▸ Input records:

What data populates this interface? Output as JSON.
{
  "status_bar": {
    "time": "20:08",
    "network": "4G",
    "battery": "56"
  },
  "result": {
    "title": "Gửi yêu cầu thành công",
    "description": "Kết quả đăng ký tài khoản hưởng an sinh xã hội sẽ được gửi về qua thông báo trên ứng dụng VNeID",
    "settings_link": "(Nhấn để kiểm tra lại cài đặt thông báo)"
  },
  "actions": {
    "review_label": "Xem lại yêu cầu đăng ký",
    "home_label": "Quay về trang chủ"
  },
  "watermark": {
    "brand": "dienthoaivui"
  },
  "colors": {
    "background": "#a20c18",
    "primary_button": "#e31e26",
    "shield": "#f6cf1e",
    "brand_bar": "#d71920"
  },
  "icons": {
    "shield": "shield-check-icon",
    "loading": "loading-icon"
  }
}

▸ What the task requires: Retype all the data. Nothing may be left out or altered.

▸ Task answer:
What data populates this interface? Output as JSON.
{
  "status_bar": {
    "time": "20:08",
    "network": "4G",
    "battery": "56"
  },
  "result": {
    "title": "Gửi yêu cầu thành công",
    "description": "Kết quả đăng ký tài khoản hưởng an sinh xã hội sẽ được gửi về qua thông báo trên ứng dụng VNeID",
    "settings_link": "(Nhấn để kiểm tra lại cài đặt thông báo)"
  },
  "actions": {
    "review_label": "Xem lại yêu cầu đăng ký",
    "home_label": "Quay về trang chủ"
  },
  "watermark": {
    "brand": "dienthoaivui"
  },
  "colors": {
    "background": "#a20c18",
    "primary_button": "#e31e26",
    "shield": "#f6cf1e",
    "brand_bar": "#d71920"
  },
  "icons": {
    "shield": "shield-check-icon",
    "loading": "loading-icon"
  }
}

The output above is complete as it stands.